Update: The permit has been approved.
The Planning Authority (PA) is on Thursday expected to sanction a controversial extension to a sprawling quarry in Attard’s Wied Incita. The site’s owners have a history of defying planning rules, erecting unauthorised facilities, and ignoring enforcement orders. The anticipated permit will now effectively endorse the illegal structures.
Raising yet more concerns that government regulations are not being applied to all equally, particularly within the privileged construction industry, the PA’s planning directorate is recommending the approval of an extension to the quarry owned by contractor Michael Bugeja, even though this will encroach on an agricultural area that falls within the groundwater resource protection zone and is an area of high ecological sensitivity.
Situated between the villages of Żebbuġ and Attard on either side of the valley known as Wied Incita, the quarry is just 100 metres away from Mount Carmel hospital.

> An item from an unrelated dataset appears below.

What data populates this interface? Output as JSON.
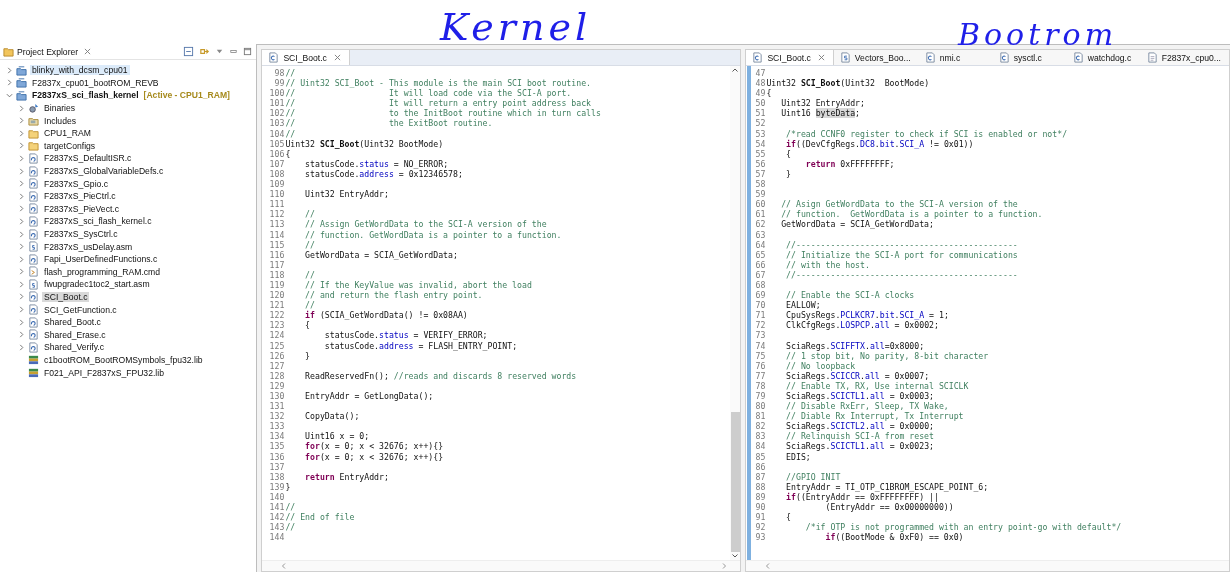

Residents of both villages have raised objections and staged protests condemning the noise and dust pollution created by the facility, as well as against what they see as the ruin of the valley.
The new permit will give the owners of the quarry an extended 15-year life span, through which around 200,000 cubic metres of fresh hardstone is to be extracted every year.
The stone will be crushed on-site into aggregate for the building industry, which will require some 36 massive lorries a day to transport the material.
The new PA recommendation, three years in the making and agreed during closed-door negotiations with the applicants – the Bilven/Bilom Group, owned by Bugeja and his children – is expected to come disguised as some form of upgrade to the area.
According to the PA, with the support of the Environment and Resources Authority (ERA), part of the quarry currently being used by the building industry to dump construction waste will be rehabilitated and landscaped.
This initiative means the site will be improved, according to ERA.
No action on scores of illegalities
The Planning Authority is also arguing that the new permit extension deal should be seen as a ‘lesser evil’ option, as it will reduce the number of illegal structures currently on site.
The quarry has been the subject of at least five different enforcement orders, some going as far back as 20 years or more, that have often simply been ignored. Indeed, several of the illegal structures scheduled to be removed are only being cleared so that the new development can take place.
At the same time, others, including an entire illegally constructed brick plant, will continue to operate, using the same aggregate extracted from the new extension. An application to sanction the brick plant has been left dormant since 2003.
The PA’s enforcement directorate, which was consulted over the fresh application, took a surprising stance: “The new proposal does not sanction the infringements (illegalities) on site. However, if the permit is issued, (some) of the illegal structures will be demolished while the areas which are subject to (other illegalities) will be excavated. Consequently, both enforcement orders should be rendered as ‘end cases’,” the watchdogs against development illegalities argued.
The PA, while insisting that the permit should go ahead despite the many contraventions involved, claims that “this permission does not sanction any other illegal development that may exist on site”.
According to the various enforcement orders issued over the years, the quarry owners had illegally constructed a room and raised a boundary wall; removed topsoil and effected excavation work outside the perimeter of the quarry; constructed two illegal warehouses and a fully-fledged brick plant, and built an illegal bridge.
None of these structures has ever been removed by the PA despite the enforcement orders. It is not known whether the quarry owners were ever fined over these infringements.